Input device - Mouse
Test the mouse from the PC-Doctor Other Devices window.
Start this test by clicking the Mouse icon. If your mouse does not appear to be working, you can start PC Doctor and the mouse test with the following steps:
Most mouse problems can be resolved by cleaning the mouse hardware (the ball and rollers or LED window) and making adjustment to the mouse settings. For total mouse failure, check the PS/2 port for bent pins (for a PS/2 mouse), test the USB port (for a USB mouse), or replace the mouse. Test the mouse on another computer to determine if the mouse is actually failing.
System reports provide a list of what software and/or hardware is installed on the computer. The reports also list what state the computer is in and the status of the system. At the time of this writing, there is only one system report available in PC-Doctor: System Information. System Information displays the following information:
NOTE: For more system information that is not included in this report use Microsoft's System Information tool by clicking Start, (All) Programs, Accessories, System Tools, and then System Information.
PC-Doctor Offline DOS Diagnostics
The PC-Doctor Offline DOS Diagnostics is a utility for use with your HP or Compaq desktop PC to verify hardware problems without starting Windows.
Before using PC-Doctor Offline DOS Diagnostics, make a bootable floppy diskette or optical disc (CD) that has PC-Doctor Offline DOS diagnostics. Some PCs have the utility available, if so, you can make the bootable diskette or optical disc (CD) at your PC. If your PC does not have the utility, you can find and download the current version of the PC-Doctor Offline DOS Diagnostics software from the HP Web site; refer to Using PC-Doctor Offline DOS Diagnostics to Verify Hardware Problems . This document provides information on how to download and create the floppy diskette or optical disc (CD), along with how to use the offline diagnostics diskette or disc, and a list of the failure codes.
Before you can use PC-Doctor Offline DOS Diagnostics to test your PC, you need to insert the bootable diskette or disc into your PC and restart the PC.
PC-Doctor Offline DOS Diagnostics: making the bootable diskette or optical disc (CD) at your PC
NOTE: You need a blank floppy diskette or a blank CD-R disc.If your PC has PC-Doctor Offline DOS Diagnostics, you can make the bootable diskette or optical disc (CD) from your PC. Do the following:
PC-Doctor failure codes
PC-Doctor displays an error code, problem description, and helpful tips at the completion of the test.
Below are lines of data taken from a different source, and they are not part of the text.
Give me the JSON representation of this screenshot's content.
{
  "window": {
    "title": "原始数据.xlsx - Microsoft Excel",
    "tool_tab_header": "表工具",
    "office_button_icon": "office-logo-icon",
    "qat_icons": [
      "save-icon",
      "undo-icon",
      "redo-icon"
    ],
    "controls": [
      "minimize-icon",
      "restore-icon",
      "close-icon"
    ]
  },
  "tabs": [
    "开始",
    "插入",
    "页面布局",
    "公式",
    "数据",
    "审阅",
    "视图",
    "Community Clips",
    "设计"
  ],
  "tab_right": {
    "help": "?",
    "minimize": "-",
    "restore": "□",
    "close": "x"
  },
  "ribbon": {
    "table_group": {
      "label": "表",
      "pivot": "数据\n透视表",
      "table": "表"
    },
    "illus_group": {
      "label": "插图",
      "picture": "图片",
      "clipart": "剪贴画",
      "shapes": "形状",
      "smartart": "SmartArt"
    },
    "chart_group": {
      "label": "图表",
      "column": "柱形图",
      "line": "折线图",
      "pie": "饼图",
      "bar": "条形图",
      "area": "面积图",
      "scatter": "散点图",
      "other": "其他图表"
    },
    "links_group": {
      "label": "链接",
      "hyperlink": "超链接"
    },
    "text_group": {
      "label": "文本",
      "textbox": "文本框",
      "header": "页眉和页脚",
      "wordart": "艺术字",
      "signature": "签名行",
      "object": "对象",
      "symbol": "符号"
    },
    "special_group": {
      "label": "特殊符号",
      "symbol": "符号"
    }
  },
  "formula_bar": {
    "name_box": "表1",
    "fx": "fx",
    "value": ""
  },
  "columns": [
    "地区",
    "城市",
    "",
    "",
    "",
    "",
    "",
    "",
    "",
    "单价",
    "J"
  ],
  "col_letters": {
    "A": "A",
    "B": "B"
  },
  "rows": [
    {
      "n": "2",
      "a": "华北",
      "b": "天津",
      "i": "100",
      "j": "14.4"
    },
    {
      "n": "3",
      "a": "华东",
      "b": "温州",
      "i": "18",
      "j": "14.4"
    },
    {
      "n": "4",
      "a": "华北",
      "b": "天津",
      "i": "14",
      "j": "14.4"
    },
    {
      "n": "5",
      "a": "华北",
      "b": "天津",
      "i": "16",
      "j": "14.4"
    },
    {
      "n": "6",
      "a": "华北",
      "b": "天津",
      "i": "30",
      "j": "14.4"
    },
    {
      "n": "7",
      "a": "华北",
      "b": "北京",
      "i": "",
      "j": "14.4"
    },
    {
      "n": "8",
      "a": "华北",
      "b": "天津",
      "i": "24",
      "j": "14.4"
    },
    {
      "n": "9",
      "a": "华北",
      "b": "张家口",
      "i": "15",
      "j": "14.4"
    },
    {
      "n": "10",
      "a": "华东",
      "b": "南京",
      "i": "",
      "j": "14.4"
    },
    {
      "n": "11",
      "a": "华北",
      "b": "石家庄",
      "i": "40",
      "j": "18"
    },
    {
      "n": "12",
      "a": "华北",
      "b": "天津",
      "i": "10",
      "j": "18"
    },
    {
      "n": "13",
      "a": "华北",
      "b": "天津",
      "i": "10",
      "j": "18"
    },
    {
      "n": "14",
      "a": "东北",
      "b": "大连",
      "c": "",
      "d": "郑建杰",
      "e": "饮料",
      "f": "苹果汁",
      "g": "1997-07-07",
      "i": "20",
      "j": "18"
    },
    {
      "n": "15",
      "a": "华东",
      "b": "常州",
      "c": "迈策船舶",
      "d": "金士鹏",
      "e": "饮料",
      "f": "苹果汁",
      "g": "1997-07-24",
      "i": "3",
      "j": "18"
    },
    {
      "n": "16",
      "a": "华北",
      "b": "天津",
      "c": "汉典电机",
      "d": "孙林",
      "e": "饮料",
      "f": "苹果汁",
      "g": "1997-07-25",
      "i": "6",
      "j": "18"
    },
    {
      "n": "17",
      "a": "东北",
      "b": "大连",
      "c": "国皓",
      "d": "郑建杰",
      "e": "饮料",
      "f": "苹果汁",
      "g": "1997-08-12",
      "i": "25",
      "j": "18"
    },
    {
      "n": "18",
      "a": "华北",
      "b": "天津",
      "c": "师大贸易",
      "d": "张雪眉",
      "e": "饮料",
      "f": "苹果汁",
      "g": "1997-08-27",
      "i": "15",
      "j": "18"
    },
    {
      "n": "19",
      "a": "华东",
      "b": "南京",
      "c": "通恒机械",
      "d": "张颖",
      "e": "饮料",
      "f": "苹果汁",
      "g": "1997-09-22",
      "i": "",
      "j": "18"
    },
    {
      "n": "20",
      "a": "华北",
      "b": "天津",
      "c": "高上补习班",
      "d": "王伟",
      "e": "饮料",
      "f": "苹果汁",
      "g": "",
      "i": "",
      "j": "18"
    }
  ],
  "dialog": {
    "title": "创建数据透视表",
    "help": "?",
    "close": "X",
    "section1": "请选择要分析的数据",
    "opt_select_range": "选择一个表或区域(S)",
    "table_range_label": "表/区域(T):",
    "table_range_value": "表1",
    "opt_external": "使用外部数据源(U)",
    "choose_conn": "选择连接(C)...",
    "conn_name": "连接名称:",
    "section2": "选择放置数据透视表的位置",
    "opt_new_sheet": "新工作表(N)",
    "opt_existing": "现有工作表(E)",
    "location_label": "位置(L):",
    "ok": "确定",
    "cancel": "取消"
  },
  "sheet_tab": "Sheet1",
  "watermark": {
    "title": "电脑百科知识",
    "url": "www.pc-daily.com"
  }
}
For example:
Use the problem description and suggested fixes to help in resolving the problem.
NOTE: In the event of a support call, it is important to provide the error code and problem description to the HP online support agent. This will greatly assist the agent to resolve the problem.
More Troubleshooting Information
The HP Customer Care Web site provides additional troubleshooting information. Search for support information by entering the symptom of your problem, the device you want to troubleshoot, or the computer model. For example, search on "sound problems" or "modem troubleshooting".